About the Research
To answer questions about ammunition markets, NIJ-funded researchers worked with the Southern California Regional Crime Gun Center, operated by the U.S. Bureau of Alcohol, Tobacco, Firearms and Explosives. They studied the handwritten logs of two months' worth of ammunition sales in 2004 from federally licensed dealers in the city. (A local ordinance requires these dealers to record ammunition buyers' names, addresses, thumbprints, state-issued ID numbers and other personal data. Police periodically collect the logs, but until 2004, they did not reference them unless they were investigating a specific crime.)
The researchers found that 2.8 percent of the 2,540 ammunition purchases during this period were by people who were not legally allowed to own ammunition. All told, these illegal buyers bought more than 10,000 rounds of ammunition (2.3 percent of the total). Most of the buyers were local. A few, however, lived in the high-crime neighborhoods in the south of the city. The researchers suspected that buyers in these neighborhoods went just over the border to stores in L.A. County.
These data demonstrate that the data-logging requirement is not deterring many restricted people from buying ammunition.

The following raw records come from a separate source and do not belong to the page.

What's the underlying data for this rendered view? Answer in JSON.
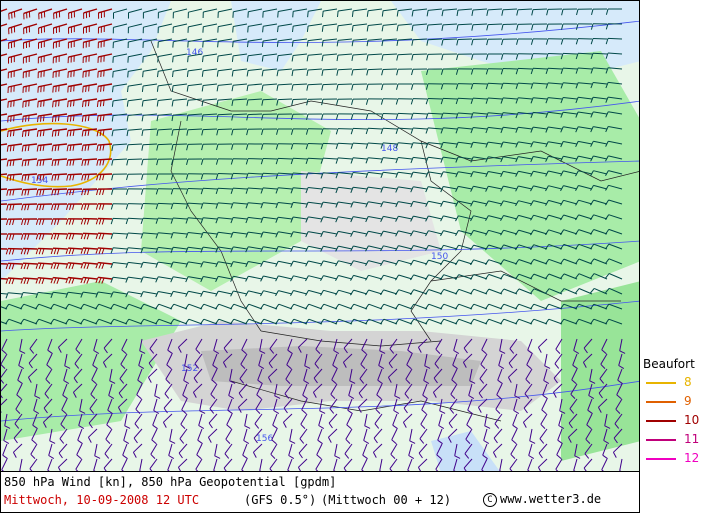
{
  "map": {
    "level": "850 hPa",
    "contour_labels": [
      "146",
      "148",
      "150",
      "152",
      "154",
      "156"
    ]
  },
  "footer": {
    "line1": "850 hPa Wind [kn], 850 hPa Geopotential [gpdm]",
    "date_time": "Mittwoch, 10-09-2008  12 UTC",
    "model": "(GFS 0.5°)",
    "run": "(Mittwoch 00 + 12)",
    "copyright_symbol": "C",
    "copyright": "www.wetter3.de"
  },
  "legend": {
    "title": "Beaufort",
    "items": [
      {
        "value": "8",
        "color": "#e8b400"
      },
      {
        "value": "9",
        "color": "#e06000"
      },
      {
        "value": "10",
        "color": "#a00000"
      },
      {
        "value": "11",
        "color": "#c0007a"
      },
      {
        "value": "12",
        "color": "#f000c0"
      }
    ]
  },
  "colors": {
    "sea": "#d6eafa",
    "land_low": "#d8f5d0",
    "green": "#90e890",
    "alps": "#d0d0d0",
    "wind_barb": "#004848",
    "barb_purple": "#40008c",
    "contour": "#4455ee"
  }
}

The researchers argue that consistent requirements across jurisdictions and a greater use of the log books by investigators could help locate people who own guns illegally and stem the flow of deadly firepower into the hands of people most likely to use it for violence.
- Report from the study: Tita, George E., Anthony Braga, Greg Ridgeway, and Glenn L. Pierce, "The Criminal Purchase of Firearm Ammunition," Injury Prevention 12 (August 2006): 308-311.
Date Modified: April 16, 2013